Versha Munshi-South (D)

Stamford Board of Education

Democrat,
Leadership Coach

This is the third school year impacted by the pandemic, and we simply can’t wait for the pandemic to be “over” to provide our students with an excellent education. As an educator, and as a mother with students in the Stamford school system today, I believe that the most pressing issue facing our town is shifting from reacting to the pandemic to proactively planning and adapting our approach, so we can best educate students and support faculty and staff in this new reality. My professional and academic background in education offers me a unique perspective in this space , and I would work with the BOE and district to ensure that we design and implement smart, proactive policies that prioritize the health and safety of our students and faculty, while helping them continue to learn.

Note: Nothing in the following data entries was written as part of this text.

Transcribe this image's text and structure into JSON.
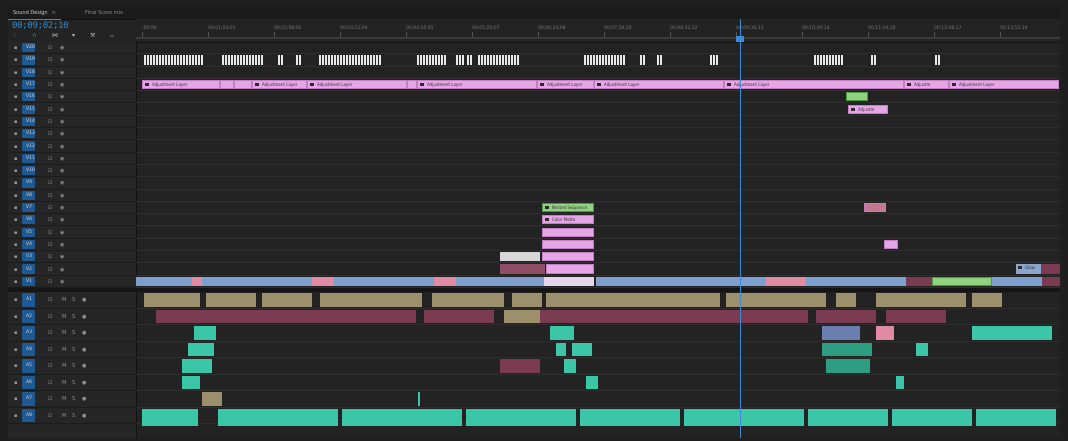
{
  "tabs": [
    {
      "label": "Sound Design",
      "close": "≡",
      "active": true
    },
    {
      "label": "Final Score mix",
      "active": false
    }
  ],
  "timecode": "00;09;02;10",
  "toolbar": {
    "icons": [
      "nest-icon",
      "snap-icon",
      "linked-selection-icon",
      "add-marker-icon",
      "wrench-icon",
      "caption-icon"
    ]
  },
  "ruler": {
    "ticks": [
      ":00;00",
      "00;01;04;01",
      "00;02;08;02",
      "00;03;12;04",
      "00;04;16;05",
      "00;05;20;07",
      "00;06;24;08",
      "00;07;28;10",
      "00;08;32;12",
      "00;09;36;13",
      "00;10;40;14",
      "00;11;44;16",
      "00;12;48;17",
      "00;13;52;19"
    ]
  },
  "video_tracks": [
    "V20",
    "V19",
    "V18",
    "V17",
    "V16",
    "V15",
    "V14",
    "V13",
    "V12",
    "V11",
    "V10",
    "V9",
    "V8",
    "V7",
    "V6",
    "V5",
    "V4",
    "V3",
    "V2",
    "V1"
  ],
  "audio_tracks": [
    "A1",
    "A2",
    "A3",
    "A4",
    "A5",
    "A6",
    "A7",
    "A8"
  ],
  "clip_labels": {
    "adjustment": "Adjustment Layer",
    "nested_sequence": "Nested Sequence",
    "color_matte": "Color Matte",
    "glow": "Glow",
    "adjust_short": "Adjustm"
  },
  "colors": {
    "accent": "#2f8bd6",
    "adjustment": "#e6a5e6",
    "nested": "#8fd27e",
    "video": "#7d9fd0",
    "audio_dialog": "#9c8f6b",
    "audio_music": "#3bc6a8",
    "audio_fx": "#7a3b50"
  }
}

Our current district curriculum audit is the first step towards ensuring that our students have equitable access to rigorous instructional materials at every level and at every school. Following the audit, the district must move quickly to replace outdated and weak materials, and provide school-based staff with appropriate professional development opportunities and resources so that teachers have the tools and training they need to best meet the needs of all of their learners. As a BOE member, I would bring my knowledge of best practices in curriculum review and implementation to discussions and decisions involving curricular resources.
The presence of racial and ethnic diversity in our schools allows students to consider perspectives and opinions beyond those they’ve already formed or were shaped in early life by family and friends. Unlike neighboring towns, students of color comprise the majority of the student population in Stamford Public Schools. When students enter the professional world, they will join a vast and diverse workforce. Interacting with people of all different backgrounds and mindsets can present a challenge without prior exposure to diversity, especially at a younger age. It is vital that we are graduating students who are able to work with people from diverse backgrounds, so that they are able to achieve post-secondary success.

Our greatest strength should be that we not only celebrate our diversity, but develop an innovative model on how to best meet the needs of our population. While most of our students are people of color, most of our teachers in Stamford Public Schools are White. We must prioritize programs to diversify our teaching staff, such as paraeducator or high school to teaching pipelines. All of our teachers and school leaders must be committed to providing students with access to grade-level instruction so that they are set up for a variety of strong post-secondary options. Differentiating instruction and meeting students where they are should be the center of our teacher professional development. Our district and Board of Ed should continually review school-wide programs and practices to ensure that they are well-aligned to the Equity and Diversity Policy.
Given that the school buildings are owned by the city, and not the Board of Ed, we must work together closely to deal with our aging structures. Coming onto the Board of Ed, I would prioritize building upon the work that has been done by the Long-Term Facilities Committee, which is composed of representatives from the city government, district, and Board of Education. It is essential to understand both the history, and the current state, of the facilities in order to make the best plans to move forward. Our city is already in the process of collaborating with SLAM, an architectural firm, in order to assess the current state of facilities and create a master plan for moving forward.

While the schools that are most impacted by mold demand urgency and immediate action, our Boards also need to work together in order to ensure that buildings are regularly being maintained by custodial staff with the proper training and skills. In the process of creating and implementing facilities planning, it is essential that we continue to engage the community to learn about their concerns and priorities, and return to the community with clear communication about how repairs and maintenance are moving forward. While the city is ultimately the entity that takes ownership over repairs and funding for new schools, as a BOE member I would prioritize collaborating with the other Boards to ensure our students have the facilities that they deserve.